— TASK GOAL —
Pull out every line below that contains the word "count".

--

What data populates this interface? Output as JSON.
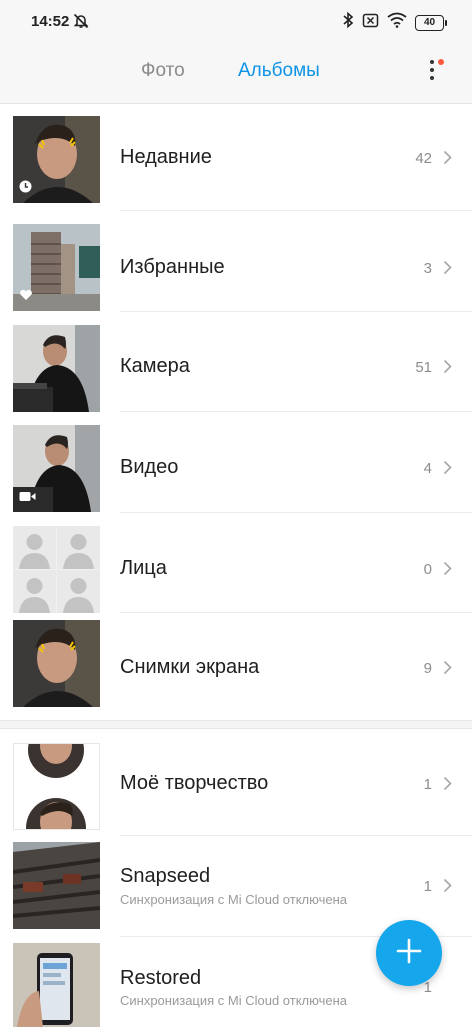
{
  "status": {
    "time": "14:52",
    "battery": "40"
  },
  "tabs": {
    "photo": "Фото",
    "albums": "Альбомы"
  },
  "albums": [
    {
      "title": "Недавние",
      "count": "42"
    },
    {
      "title": "Избранные",
      "count": "3"
    },
    {
      "title": "Камера",
      "count": "51"
    },
    {
      "title": "Видео",
      "count": "4"
    },
    {
      "title": "Лица",
      "count": "0"
    },
    {
      "title": "Снимки экрана",
      "count": "9"
    }
  ],
  "other_albums": [
    {
      "title": "Моё творчество",
      "count": "1"
    },
    {
      "title": "Snapseed",
      "subtitle": "Синхронизация с Mi Cloud отключена",
      "count": "1"
    },
    {
      "title": "Restored",
      "subtitle": "Синхронизация с Mi Cloud отключена",
      "count": "1"
    }
  ],
  "colors": {
    "accent": "#0d93e7",
    "fab": "#15a6ec",
    "notification_dot": "#ff5a3c"
  }
}
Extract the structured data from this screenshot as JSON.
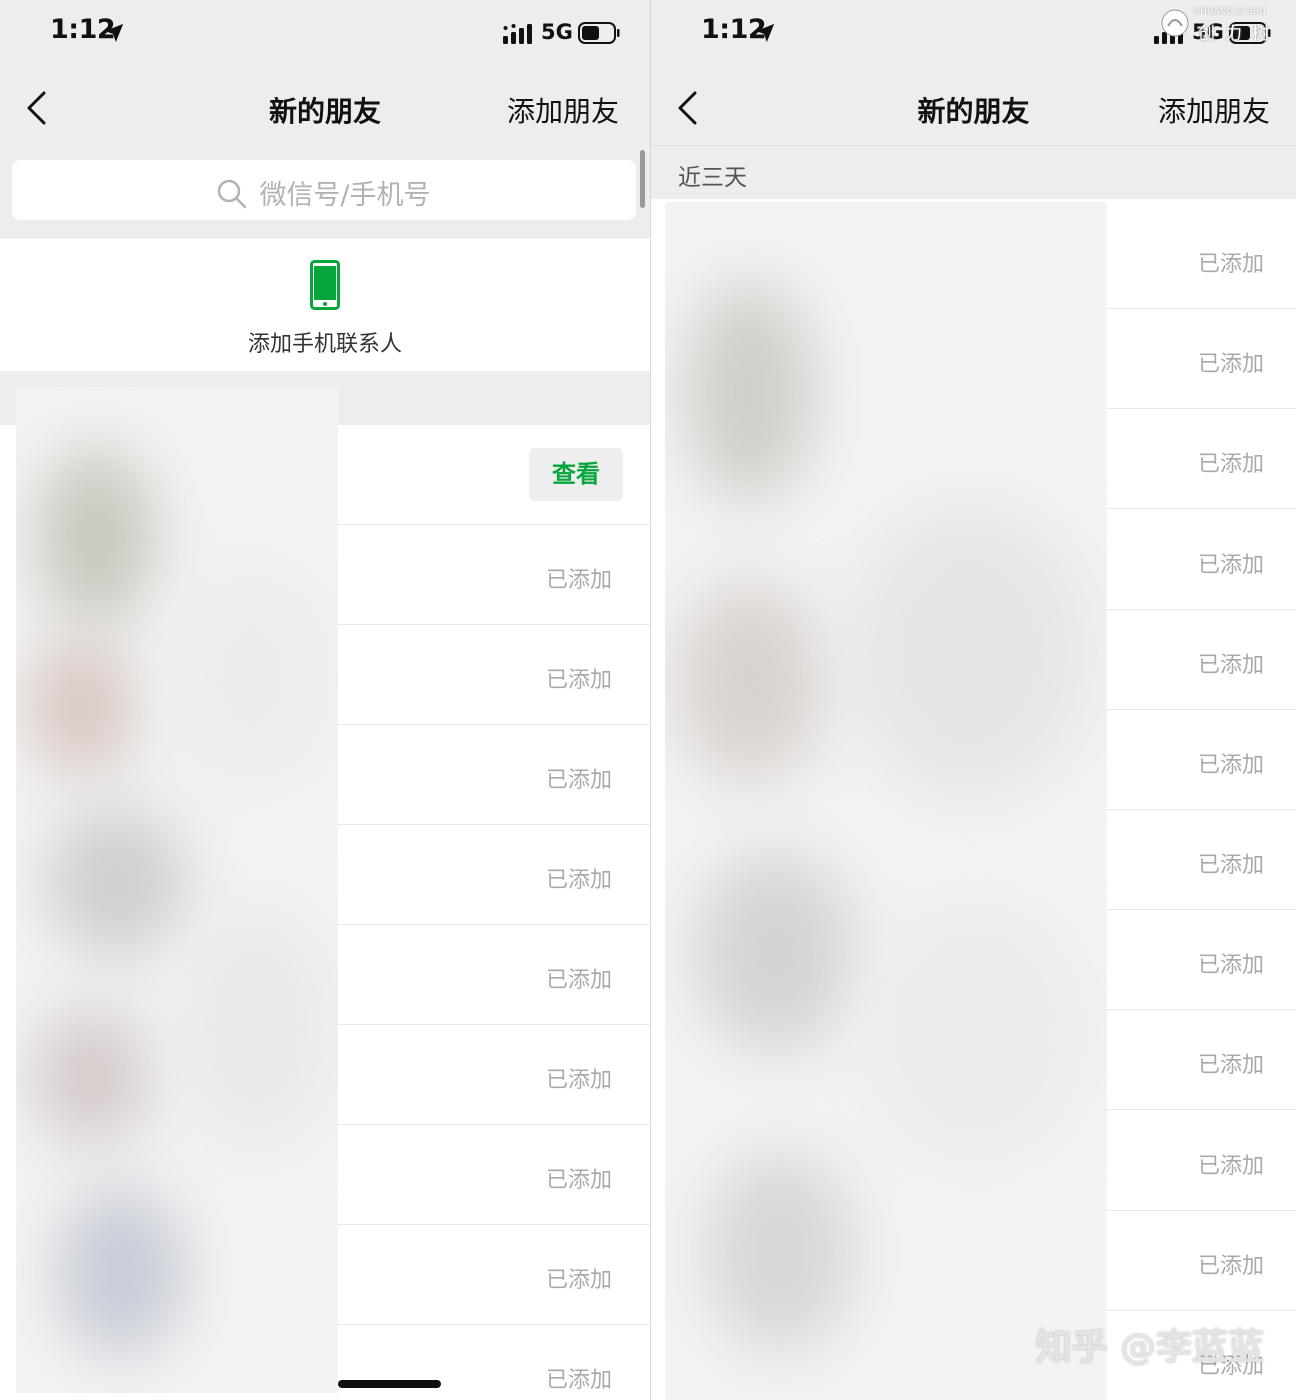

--

— WRITTEN RESPONSE —
      "count": "42"
      "count": "3"
      "count": "51"
      "count": "4"
      "count": "0"
      "count": "9"
      "count": "1"
      "count": "1"
      "count": "1"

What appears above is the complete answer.